WHAT IS REQUIRED:
On every line of the listing, check for "Admin"; copy the lines that have it.

MATERIAL PROVIDED:
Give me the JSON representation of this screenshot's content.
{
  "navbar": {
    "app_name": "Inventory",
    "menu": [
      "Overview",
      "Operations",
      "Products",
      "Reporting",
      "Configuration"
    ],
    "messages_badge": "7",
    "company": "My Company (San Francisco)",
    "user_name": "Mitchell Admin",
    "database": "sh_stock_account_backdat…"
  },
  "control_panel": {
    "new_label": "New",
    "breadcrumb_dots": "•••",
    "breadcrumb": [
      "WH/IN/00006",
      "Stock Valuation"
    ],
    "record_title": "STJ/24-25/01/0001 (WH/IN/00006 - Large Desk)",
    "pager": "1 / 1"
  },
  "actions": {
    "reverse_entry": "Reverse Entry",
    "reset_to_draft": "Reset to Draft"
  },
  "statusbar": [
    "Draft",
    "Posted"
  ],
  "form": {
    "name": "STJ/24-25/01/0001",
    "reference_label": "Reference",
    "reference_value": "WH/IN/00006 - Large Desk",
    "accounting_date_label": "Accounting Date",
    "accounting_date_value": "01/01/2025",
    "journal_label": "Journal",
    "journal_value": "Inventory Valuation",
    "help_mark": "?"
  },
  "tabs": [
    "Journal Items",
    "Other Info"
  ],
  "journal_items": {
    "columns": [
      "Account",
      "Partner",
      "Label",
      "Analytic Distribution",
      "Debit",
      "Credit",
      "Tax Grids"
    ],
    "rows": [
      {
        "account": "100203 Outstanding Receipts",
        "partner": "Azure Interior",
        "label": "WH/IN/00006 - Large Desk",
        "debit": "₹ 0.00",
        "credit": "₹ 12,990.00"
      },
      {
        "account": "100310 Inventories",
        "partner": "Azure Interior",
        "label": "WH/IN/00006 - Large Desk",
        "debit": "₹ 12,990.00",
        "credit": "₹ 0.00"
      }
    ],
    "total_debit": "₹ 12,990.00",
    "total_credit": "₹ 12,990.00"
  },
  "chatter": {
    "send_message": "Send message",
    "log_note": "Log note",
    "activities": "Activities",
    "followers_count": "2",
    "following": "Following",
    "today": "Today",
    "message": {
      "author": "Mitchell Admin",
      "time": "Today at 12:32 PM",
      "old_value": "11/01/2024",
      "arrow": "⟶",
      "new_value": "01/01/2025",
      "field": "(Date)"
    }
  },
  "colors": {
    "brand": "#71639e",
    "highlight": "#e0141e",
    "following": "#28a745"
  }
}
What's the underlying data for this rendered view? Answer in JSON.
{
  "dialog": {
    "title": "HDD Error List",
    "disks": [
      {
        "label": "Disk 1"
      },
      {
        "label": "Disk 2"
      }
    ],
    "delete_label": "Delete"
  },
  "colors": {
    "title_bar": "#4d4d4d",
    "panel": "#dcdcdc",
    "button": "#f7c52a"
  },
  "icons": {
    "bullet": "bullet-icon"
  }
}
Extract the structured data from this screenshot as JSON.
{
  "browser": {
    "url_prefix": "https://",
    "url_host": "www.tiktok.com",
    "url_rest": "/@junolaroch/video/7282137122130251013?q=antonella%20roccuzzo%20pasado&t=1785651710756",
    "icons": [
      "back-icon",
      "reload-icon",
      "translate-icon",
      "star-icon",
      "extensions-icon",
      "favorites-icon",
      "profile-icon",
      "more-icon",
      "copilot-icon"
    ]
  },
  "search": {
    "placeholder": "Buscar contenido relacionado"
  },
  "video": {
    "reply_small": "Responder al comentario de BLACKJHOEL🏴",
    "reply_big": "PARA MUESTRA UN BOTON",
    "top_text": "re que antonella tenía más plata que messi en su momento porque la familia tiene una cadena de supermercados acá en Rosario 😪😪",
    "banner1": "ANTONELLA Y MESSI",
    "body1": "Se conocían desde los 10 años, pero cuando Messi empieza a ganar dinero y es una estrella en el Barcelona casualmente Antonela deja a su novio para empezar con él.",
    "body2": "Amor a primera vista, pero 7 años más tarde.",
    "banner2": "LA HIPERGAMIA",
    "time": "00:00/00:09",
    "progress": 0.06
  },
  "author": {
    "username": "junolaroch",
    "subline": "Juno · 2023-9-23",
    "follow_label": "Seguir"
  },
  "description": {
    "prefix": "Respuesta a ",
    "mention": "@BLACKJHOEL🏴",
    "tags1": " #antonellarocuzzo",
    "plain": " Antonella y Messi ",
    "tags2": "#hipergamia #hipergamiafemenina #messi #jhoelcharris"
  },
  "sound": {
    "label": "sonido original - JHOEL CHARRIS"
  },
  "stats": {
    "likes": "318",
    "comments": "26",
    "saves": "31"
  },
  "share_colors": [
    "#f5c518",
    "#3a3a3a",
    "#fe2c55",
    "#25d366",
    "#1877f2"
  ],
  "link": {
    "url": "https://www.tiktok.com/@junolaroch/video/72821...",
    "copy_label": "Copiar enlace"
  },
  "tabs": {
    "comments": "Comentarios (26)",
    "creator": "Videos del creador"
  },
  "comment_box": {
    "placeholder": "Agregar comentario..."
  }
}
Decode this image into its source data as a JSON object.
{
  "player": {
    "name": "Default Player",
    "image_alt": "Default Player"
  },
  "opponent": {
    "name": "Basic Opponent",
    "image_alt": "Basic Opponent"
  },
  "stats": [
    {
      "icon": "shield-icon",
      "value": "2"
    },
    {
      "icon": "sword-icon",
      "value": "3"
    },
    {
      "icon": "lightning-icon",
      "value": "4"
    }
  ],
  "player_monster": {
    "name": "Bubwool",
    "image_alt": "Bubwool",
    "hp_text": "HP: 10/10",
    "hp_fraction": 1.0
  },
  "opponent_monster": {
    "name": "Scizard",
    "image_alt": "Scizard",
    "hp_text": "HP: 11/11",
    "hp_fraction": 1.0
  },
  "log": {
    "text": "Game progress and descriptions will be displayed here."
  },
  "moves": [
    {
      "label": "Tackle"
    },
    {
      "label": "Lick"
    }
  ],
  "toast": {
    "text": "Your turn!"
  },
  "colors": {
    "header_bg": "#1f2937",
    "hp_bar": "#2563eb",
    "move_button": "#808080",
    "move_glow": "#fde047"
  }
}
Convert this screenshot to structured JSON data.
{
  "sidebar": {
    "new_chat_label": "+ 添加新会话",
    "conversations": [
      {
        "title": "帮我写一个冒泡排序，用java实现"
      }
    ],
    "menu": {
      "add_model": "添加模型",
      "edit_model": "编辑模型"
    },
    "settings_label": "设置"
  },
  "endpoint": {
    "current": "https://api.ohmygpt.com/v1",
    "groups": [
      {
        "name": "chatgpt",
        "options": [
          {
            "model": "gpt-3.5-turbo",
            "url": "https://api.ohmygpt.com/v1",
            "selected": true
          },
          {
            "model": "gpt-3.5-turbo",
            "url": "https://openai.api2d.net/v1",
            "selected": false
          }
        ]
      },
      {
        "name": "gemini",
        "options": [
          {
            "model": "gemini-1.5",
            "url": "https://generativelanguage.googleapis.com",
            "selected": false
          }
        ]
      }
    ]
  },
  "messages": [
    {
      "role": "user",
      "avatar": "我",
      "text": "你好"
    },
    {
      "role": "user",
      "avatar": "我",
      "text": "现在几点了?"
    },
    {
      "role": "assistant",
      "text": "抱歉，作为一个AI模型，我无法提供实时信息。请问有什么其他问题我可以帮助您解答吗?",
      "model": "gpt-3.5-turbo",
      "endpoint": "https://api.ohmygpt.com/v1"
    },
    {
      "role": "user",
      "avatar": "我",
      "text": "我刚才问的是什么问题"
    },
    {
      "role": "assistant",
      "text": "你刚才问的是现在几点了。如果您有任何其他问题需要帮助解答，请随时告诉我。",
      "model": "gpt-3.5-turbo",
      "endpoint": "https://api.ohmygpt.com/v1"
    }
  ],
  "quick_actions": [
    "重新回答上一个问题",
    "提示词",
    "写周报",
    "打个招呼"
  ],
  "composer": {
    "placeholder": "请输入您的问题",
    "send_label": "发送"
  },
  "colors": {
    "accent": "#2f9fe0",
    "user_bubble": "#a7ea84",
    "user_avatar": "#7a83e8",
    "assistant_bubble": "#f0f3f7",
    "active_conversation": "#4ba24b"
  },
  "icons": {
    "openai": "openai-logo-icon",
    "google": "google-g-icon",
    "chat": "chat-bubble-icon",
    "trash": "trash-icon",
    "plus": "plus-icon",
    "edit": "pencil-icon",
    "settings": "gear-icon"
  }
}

EXERCISE SOLUTION:
    "user_name": "Mitchell Admin",
      "author": "Mitchell Admin",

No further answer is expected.